She’s also very Lutheran, just like her mother.
And so it was no surprise, as she kneeled next to me at the Lord’s table, that when her dad, the pastor, came down the row of communicants with the Lord’s body, Willa whispered, like a tornado attempting to pass as a summer breeze, “THAT’S MY PASTOR!”
And then, to make sure I was listening, she poked me in the arm and said again, now pointing at him, “HEY, THAT’S MY PASTOR!” Continue reading
It’s never wise to grocery shop without a list 20 minutes before the store closes. And yet there I was, throwing acorn squash and chili beans in my cart in a mad dash to the only cashier left in Aldi.
As I rushed up to the check-out line at three minutes until 7:00 p.m., an older gentleman and his wife were also attempting to get into line. He was a small man with a loud plaid suit coat, a fedora, no front teeth and a neck that desperately needed a shave. His wife’s cart was relatively empty and so, as you do at Aldi, I told him, “You go ahead,” gesturing toward the cashier.
“Are you sure?” he asked in a thick New York accent.
“Of course,” I responded.
Then I said eight fateful words: “We’re all going to the same place anyway.” Continue reading

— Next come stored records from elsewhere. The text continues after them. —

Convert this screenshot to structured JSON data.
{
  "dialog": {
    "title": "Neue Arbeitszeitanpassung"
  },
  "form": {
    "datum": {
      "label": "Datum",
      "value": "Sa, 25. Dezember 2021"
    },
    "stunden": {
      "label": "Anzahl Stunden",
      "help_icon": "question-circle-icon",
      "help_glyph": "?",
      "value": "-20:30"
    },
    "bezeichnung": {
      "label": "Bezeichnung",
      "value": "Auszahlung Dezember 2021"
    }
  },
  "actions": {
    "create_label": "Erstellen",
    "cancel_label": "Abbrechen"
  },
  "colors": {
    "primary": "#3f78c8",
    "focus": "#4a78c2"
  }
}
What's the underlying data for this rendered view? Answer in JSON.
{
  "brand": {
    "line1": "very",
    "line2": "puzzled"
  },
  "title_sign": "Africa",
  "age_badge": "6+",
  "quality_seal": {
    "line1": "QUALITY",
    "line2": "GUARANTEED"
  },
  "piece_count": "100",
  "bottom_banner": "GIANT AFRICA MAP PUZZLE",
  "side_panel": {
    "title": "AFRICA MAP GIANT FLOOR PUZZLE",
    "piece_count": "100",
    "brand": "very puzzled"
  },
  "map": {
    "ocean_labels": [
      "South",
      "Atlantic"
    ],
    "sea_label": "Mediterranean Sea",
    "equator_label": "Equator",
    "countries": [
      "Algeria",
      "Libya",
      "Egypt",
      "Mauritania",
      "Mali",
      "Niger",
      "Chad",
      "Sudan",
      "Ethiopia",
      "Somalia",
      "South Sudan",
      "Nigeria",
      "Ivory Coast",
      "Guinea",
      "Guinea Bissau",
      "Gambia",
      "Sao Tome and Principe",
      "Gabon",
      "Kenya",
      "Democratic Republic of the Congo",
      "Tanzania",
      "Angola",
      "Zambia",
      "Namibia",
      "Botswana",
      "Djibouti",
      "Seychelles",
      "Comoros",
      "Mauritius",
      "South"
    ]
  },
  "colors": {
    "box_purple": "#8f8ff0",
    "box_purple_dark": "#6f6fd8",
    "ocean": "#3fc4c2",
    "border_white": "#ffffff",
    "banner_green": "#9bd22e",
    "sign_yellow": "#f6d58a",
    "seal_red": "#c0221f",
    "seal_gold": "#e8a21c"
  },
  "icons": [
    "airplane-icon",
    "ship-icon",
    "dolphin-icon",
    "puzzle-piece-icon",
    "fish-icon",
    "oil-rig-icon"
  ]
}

If “it is a truth universally acknowledged that a single man in possession of a good fortune must be in want of a wife,” then it’s just as true that willingly reading the comment section of an online article universally acknowledges . . . that you are likely to end up sad or mad. Or smad. Continue reading